We stayed overnight in Fussen and woke up early to pick up our reserved tickets to tour Neuschwanstein. Unfortunately, I ate my egg a little slow (or maybe it’s that I was posing for photos?!)…
and we didn’t arrive to the ticket booth until 8:18, three minutes later then instructed. In those three minutes, the line was already out the door for picking up reserved tickets and it seemed like we might lose our tickets. G. and I were definitely stressed.
We didn’t get to the front of the ticket booth until 8:45, which definitely was NOT enough time to catch our 9:15 tour, given the hike to the castle. The person helping us was sympathetic to our cause and nice enough to simply move us to the 9:55 English tour. Perfect.
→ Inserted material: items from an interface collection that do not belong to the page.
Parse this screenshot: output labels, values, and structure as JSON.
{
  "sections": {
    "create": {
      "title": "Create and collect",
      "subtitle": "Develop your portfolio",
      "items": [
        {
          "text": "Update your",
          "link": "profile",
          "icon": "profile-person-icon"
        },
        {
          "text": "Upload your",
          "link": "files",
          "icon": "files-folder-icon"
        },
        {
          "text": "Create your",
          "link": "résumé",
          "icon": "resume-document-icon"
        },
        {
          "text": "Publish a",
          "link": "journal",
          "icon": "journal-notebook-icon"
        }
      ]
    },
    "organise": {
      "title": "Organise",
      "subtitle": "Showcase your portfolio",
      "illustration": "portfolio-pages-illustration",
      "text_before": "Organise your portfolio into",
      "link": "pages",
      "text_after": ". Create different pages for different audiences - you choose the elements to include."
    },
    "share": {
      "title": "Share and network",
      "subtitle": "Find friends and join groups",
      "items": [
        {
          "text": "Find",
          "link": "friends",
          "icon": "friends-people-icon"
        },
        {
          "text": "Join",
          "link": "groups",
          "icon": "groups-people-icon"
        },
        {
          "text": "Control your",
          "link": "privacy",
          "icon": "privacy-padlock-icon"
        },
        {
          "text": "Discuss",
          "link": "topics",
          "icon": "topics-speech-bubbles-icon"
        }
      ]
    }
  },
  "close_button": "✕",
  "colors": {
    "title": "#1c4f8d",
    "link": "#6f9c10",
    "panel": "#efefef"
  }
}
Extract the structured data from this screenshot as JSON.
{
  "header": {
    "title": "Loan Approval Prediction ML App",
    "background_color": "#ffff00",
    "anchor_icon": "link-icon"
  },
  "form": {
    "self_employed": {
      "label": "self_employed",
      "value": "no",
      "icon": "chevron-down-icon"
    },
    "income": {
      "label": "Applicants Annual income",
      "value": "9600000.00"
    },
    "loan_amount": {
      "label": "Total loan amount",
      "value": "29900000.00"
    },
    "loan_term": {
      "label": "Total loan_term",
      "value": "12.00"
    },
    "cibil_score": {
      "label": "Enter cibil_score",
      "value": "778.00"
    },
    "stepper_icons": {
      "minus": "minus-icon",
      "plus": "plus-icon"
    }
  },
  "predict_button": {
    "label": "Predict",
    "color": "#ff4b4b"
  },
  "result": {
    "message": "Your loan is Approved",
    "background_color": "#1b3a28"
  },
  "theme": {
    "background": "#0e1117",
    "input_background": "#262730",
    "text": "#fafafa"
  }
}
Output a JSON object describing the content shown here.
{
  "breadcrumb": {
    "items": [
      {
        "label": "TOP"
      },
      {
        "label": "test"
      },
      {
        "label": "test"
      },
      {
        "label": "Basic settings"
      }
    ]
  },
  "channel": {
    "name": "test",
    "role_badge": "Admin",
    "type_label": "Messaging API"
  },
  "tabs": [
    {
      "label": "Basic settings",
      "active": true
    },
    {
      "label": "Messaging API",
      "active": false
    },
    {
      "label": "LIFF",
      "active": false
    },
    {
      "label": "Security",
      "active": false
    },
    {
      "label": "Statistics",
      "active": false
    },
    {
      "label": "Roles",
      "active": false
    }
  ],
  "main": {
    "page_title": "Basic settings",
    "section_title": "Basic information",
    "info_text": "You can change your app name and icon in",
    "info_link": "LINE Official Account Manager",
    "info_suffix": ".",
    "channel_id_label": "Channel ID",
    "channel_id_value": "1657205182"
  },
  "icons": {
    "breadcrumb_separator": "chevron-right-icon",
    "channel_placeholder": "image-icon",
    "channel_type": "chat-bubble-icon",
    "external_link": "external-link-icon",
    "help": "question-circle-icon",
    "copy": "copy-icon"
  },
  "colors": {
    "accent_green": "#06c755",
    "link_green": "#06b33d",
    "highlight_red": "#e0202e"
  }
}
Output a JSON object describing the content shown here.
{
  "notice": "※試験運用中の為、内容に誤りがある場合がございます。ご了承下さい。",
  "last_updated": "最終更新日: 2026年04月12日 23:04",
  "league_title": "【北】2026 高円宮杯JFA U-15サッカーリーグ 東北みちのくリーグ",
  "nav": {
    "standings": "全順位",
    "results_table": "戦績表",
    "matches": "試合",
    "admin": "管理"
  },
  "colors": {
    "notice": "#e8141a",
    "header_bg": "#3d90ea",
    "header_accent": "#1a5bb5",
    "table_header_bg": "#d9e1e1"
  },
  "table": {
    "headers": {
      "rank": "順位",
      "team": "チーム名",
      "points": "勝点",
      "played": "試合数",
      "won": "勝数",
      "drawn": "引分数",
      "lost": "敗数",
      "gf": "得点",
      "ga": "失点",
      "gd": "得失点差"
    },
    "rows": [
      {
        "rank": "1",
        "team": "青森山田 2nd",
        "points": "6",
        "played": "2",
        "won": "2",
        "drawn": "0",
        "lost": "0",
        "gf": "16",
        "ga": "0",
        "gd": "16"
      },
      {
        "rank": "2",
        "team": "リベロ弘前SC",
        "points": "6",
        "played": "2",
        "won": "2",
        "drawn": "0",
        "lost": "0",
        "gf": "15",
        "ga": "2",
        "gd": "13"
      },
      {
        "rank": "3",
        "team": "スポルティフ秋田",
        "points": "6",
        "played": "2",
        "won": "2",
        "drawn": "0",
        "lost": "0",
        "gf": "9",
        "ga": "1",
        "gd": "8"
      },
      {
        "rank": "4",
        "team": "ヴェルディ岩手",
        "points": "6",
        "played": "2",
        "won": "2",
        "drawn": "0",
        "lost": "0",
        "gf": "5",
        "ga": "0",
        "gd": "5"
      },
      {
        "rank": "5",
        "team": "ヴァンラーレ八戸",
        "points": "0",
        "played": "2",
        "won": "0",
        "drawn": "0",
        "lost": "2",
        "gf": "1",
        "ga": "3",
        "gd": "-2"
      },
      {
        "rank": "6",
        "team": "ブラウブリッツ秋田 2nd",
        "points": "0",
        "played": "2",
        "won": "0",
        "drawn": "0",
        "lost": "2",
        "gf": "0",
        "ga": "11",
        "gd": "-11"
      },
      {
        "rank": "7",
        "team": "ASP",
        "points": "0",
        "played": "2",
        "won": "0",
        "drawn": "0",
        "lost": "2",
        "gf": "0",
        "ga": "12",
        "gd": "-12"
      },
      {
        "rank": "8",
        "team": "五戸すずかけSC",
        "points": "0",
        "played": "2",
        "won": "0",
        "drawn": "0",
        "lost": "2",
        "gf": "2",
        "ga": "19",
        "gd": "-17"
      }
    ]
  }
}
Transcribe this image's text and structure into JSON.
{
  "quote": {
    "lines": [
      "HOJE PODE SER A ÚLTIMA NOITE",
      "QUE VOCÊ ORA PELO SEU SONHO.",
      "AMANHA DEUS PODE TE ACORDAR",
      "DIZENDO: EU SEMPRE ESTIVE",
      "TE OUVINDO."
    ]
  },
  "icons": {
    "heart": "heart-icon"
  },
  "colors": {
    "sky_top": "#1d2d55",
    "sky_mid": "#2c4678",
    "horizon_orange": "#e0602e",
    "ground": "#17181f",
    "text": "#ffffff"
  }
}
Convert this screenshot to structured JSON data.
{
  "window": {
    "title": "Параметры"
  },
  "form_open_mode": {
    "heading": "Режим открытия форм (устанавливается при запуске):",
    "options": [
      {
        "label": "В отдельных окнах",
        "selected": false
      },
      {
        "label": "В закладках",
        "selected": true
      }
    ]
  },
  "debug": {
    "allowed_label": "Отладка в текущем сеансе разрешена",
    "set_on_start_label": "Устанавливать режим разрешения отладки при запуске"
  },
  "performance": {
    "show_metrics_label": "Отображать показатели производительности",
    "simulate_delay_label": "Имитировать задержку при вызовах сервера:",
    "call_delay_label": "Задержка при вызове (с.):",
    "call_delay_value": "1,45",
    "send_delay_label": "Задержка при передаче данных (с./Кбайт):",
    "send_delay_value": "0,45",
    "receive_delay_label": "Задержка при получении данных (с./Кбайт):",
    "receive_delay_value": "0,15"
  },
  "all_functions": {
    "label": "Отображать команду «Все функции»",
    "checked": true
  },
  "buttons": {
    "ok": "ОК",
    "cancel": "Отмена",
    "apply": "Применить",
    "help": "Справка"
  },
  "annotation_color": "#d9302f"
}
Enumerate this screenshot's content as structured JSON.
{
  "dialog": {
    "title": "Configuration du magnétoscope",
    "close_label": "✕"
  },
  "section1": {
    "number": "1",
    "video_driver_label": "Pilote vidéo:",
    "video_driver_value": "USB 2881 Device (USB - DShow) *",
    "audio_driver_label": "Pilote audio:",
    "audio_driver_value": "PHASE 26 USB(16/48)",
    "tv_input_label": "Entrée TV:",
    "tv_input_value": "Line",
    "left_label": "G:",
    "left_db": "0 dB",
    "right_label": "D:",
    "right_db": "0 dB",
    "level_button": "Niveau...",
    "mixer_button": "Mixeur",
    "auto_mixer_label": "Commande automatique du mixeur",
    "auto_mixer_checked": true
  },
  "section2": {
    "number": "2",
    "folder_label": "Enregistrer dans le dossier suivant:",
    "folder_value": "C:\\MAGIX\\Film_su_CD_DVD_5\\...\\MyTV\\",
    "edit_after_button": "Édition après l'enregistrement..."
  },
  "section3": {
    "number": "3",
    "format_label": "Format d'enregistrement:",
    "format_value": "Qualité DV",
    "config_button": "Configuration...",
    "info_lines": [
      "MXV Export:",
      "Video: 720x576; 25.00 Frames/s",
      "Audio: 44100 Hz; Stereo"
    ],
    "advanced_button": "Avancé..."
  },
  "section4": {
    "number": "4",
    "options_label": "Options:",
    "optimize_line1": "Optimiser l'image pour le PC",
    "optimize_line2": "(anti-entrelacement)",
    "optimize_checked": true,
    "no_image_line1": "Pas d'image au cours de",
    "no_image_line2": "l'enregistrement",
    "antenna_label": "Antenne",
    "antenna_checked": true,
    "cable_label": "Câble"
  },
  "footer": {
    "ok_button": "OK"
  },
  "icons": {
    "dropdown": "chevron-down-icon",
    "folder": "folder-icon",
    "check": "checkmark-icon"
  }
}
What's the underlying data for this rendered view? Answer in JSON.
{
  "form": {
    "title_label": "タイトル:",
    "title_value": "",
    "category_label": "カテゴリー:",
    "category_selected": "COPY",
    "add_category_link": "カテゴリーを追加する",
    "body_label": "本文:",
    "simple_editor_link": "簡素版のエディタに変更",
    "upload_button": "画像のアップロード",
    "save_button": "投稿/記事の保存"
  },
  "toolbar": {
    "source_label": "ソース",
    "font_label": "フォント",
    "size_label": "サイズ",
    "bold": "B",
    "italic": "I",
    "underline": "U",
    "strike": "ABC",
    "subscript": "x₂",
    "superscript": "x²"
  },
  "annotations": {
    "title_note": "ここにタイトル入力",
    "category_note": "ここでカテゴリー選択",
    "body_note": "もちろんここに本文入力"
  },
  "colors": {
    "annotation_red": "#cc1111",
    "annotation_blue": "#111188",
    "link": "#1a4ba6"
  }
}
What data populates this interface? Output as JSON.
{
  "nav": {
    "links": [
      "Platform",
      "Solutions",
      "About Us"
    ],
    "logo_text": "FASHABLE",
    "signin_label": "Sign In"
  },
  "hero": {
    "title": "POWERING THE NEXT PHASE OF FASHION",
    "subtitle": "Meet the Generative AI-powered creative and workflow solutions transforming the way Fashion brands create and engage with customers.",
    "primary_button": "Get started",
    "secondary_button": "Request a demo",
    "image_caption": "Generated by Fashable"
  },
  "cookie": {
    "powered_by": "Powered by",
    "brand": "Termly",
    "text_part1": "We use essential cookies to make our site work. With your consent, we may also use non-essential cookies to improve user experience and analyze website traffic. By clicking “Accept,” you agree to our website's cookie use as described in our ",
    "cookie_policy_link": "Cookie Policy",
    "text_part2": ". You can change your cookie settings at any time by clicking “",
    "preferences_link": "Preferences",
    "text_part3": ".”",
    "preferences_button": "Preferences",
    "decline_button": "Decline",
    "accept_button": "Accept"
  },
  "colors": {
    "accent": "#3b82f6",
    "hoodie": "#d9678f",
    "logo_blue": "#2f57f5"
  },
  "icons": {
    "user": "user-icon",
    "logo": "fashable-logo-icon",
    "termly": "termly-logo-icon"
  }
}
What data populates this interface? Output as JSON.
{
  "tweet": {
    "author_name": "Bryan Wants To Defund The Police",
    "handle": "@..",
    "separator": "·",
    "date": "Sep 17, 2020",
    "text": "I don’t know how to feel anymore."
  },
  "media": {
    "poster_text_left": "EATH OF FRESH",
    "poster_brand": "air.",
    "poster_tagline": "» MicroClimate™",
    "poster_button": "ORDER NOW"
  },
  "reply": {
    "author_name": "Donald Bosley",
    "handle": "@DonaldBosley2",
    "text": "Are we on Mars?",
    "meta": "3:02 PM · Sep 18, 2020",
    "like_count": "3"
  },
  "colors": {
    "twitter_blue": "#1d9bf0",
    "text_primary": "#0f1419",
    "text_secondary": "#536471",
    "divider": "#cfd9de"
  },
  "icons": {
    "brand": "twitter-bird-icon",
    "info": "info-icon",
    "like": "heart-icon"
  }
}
That gave us enough time to buy some water, hike, and take lots of pictures of the views from around Neuschwanstein Castle.
We couldn’t take photos from inside the castle, but it was very interesting. It wasn’t the rococo or baroque fanciness one would expect in a castle like Neuschwanstein, because Ludwig the III was obsessed with opera. So, the castle is dedicated to Wagner, with murals of Wagner operas all over the walls…. Ludwig the III was an interesting dude, to say the least.
After a quick bite to eat, we headed over to Zugspitz, the highest point in Germany. From Garmich, the little town at the base of the moutain, you take a train and then a cable car to the top.
At the top, G. climbed a precarious peak off of Zugspitz, which we both admitted was probably pretty stupid of him. However, he didn’t fall to his death, which was my fear, and had an awesome time climbing so, “all’s well that ends well!”
As we were trying to leave, we realized you had to reserve spots on the scenic cable car far in advance. We wouldn’t be able to get down the mountain for 2 more hours, until almost 6pm! This was a big “uh oh” because we had plans to see Ettal Monastery, get dinner at Oberammagau, AND we needed to drive to Munich, which was our final destination.
Thank goodness Zugspitz offered a shorter and less scenic cable car and a longer train ride (through a dark tunnel) option that you didn’t have to sign up for in advance. It may not have been as pretty, but we still got down the mountain in less time then we would have if we had signed up for the cable car.
We were also able to make it to Ettal Monastery before the rain started. It was a beautiful church.
It started pouring as we drove to Oberammagau. Like thick, heavy, can’t see the car in front of you, rain. To G’s credit, he was able to navigate the windy, twisty, mountain roads and got us to Oberammagau at dinner time. We walked around a little bit and window shopped, as all the stores were already closed (Oberammagau is known for it’s wood work. In all the windows were fantastic carved creations.) Then, we settled down for a nice cozy German dinner in a little restaurant.
Then (yes, this day continues!!) we drove to Munich, our final stop!!